Rhetorical emphases aside, it would seem that the sum total of the new departures in foreign policy by the Carter administration can be expected to be modest. Which brings us back to where we began—to the great question of the qualities needed to face a surfeit of critical problems in a largely hostile world. Moderation, friendly gestures, negotiations in a reasonable and constructive spirit are always useful; in some instances a case can even be made for gimmicks. Still, however useful these qualities are when the going is good, at a time of danger they do not suffice. Nor can the answer be found in revolutionary new ideas or hitherto undiscovered conceptual breakthroughs. Every self-respecting political scientist has a concept for a new world order; some, for variety’s sake, have offered several. What is required at a time of danger is not one new concept or several new concepts but leadership—strong leadership.

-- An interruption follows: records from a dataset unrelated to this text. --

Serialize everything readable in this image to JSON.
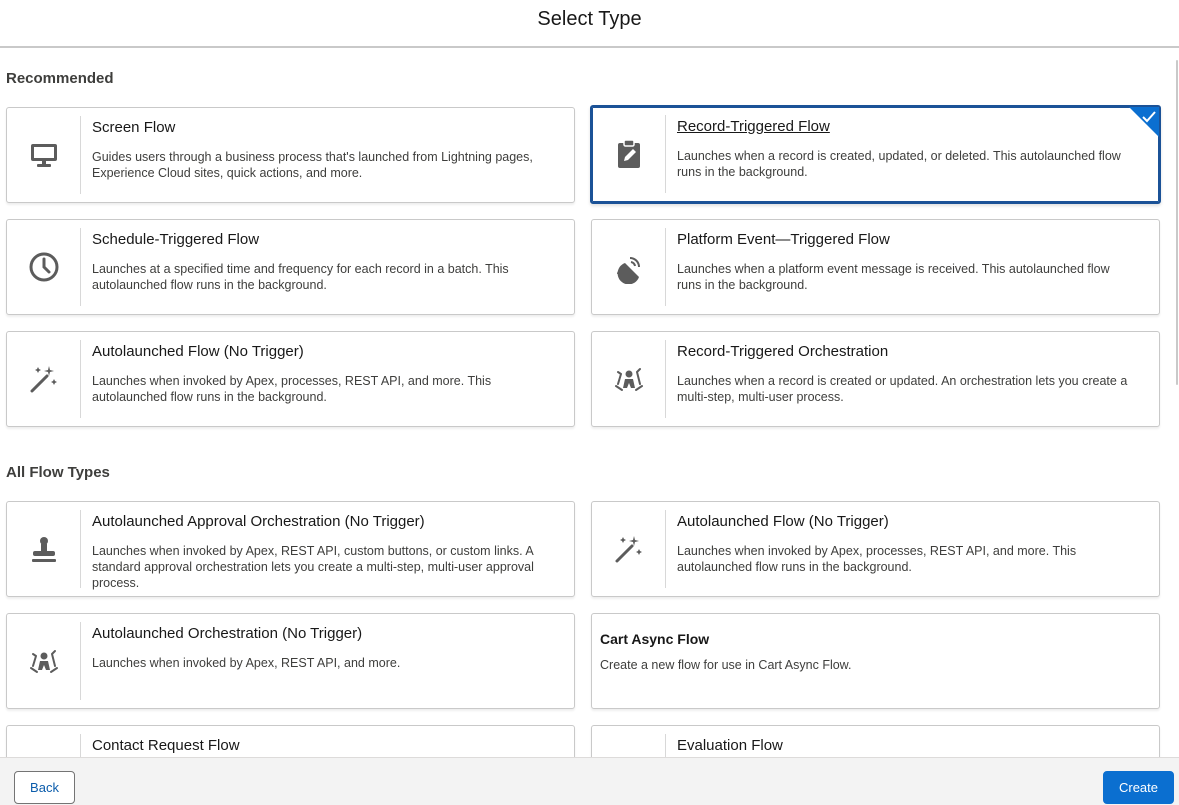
{
  "header": {
    "title": "Select Type"
  },
  "sections": {
    "recommended": "Recommended",
    "all": "All Flow Types"
  },
  "recommended": [
    {
      "title": "Screen Flow",
      "icon": "monitor-icon",
      "description": "Guides users through a business process that's launched from Lightning pages, Experience Cloud sites, quick actions, and more."
    },
    {
      "title": "Record-Triggered Flow",
      "icon": "clipboard-edit-icon",
      "description": "Launches when a record is created, updated, or deleted. This autolaunched flow runs in the background.",
      "selected": true
    },
    {
      "title": "Schedule-Triggered Flow",
      "icon": "clock-icon",
      "description": "Launches at a specified time and frequency for each record in a batch. This autolaunched flow runs in the background."
    },
    {
      "title": "Platform Event—Triggered Flow",
      "icon": "satellite-dish-icon",
      "description": "Launches when a platform event message is received. This autolaunched flow runs in the background."
    },
    {
      "title": "Autolaunched Flow (No Trigger)",
      "icon": "magic-wand-icon",
      "description": "Launches when invoked by Apex, processes, REST API, and more. This autolaunched flow runs in the background."
    },
    {
      "title": "Record-Triggered Orchestration",
      "icon": "orchestration-icon",
      "description": "Launches when a record is created or updated. An orchestration lets you create a multi-step, multi-user process."
    }
  ],
  "all_types": [
    {
      "title": "Autolaunched Approval Orchestration (No Trigger)",
      "icon": "stamp-icon",
      "description": "Launches when invoked by Apex, REST API, custom buttons, or custom links. A standard approval orchestration lets you create a multi-step, multi-user approval process."
    },
    {
      "title": "Autolaunched Flow (No Trigger)",
      "icon": "magic-wand-icon",
      "description": "Launches when invoked by Apex, processes, REST API, and more. This autolaunched flow runs in the background."
    },
    {
      "title": "Autolaunched Orchestration (No Trigger)",
      "icon": "orchestration-icon",
      "description": "Launches when invoked by Apex, REST API, and more."
    },
    {
      "title": "Cart Async Flow",
      "icon": "",
      "description": "Create a new flow for use in Cart Async Flow."
    },
    {
      "title": "Contact Request Flow",
      "icon": "",
      "description": ""
    },
    {
      "title": "Evaluation Flow",
      "icon": "",
      "description": ""
    }
  ],
  "footer": {
    "back_label": "Back",
    "create_label": "Create"
  },
  "colors": {
    "brand": "#0b6fd0",
    "selected_border": "#1b5297",
    "icon": "#5c5c5c"
  }
}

Leadership does not mean hegemony or “indiscriminate interventionism”; there is something farcical in the current invocation of these perils in view of the weakness of the American position. Leadership means clarity of vision and the vigor needed in a struggle for survival. America still is the senior partner in the Western alliance. If it does not supply the proper kind of leadership, the chances of the other partners cannot be rated high, nor, in the long run, can the prospects for world peace and for the continued existence of democratic institutions even in the United States itself.
1 See my article, “Is Peace Possible in the Middle East?,” March 1976.
2 The phrase occurs in Paul Doty, Albert Carnesale, and Michael Nacht, “The Race to Control Nuclear Arms,” Foreign Affairs, October 1976.
3 Soviet spokesmen have vehemently denied all reports of a military build-up. Thus, most recently, Mikhail Lvov in Novoye Vremya 3, 1977: “The share of military spending in the Soviet budget is decreasing year by year. So is the amount in absolute terms.” The problem with statements of this kind is that Mikhail Lvov has not the faintest idea what the Soviet military budget is, because even trustworthy party workers are not burdened with sensitive information of this kind. To reinforce his claim, Lvov quotes Brezhnev's speech at the last plenary meeting of the Communist party Central Committee. Unfortunately, Brezhnev was more cautious in his remarks than is his commentator. He simply said: “The amount spent by the Soviet Union on defense is exactly as much as is needed to insure the security of the Soviet Union and the joint defense by the fraternal countries of the gains of socialism. . . .”
4 “America in a Hostile World,” Foreign Policy, Summer 1976.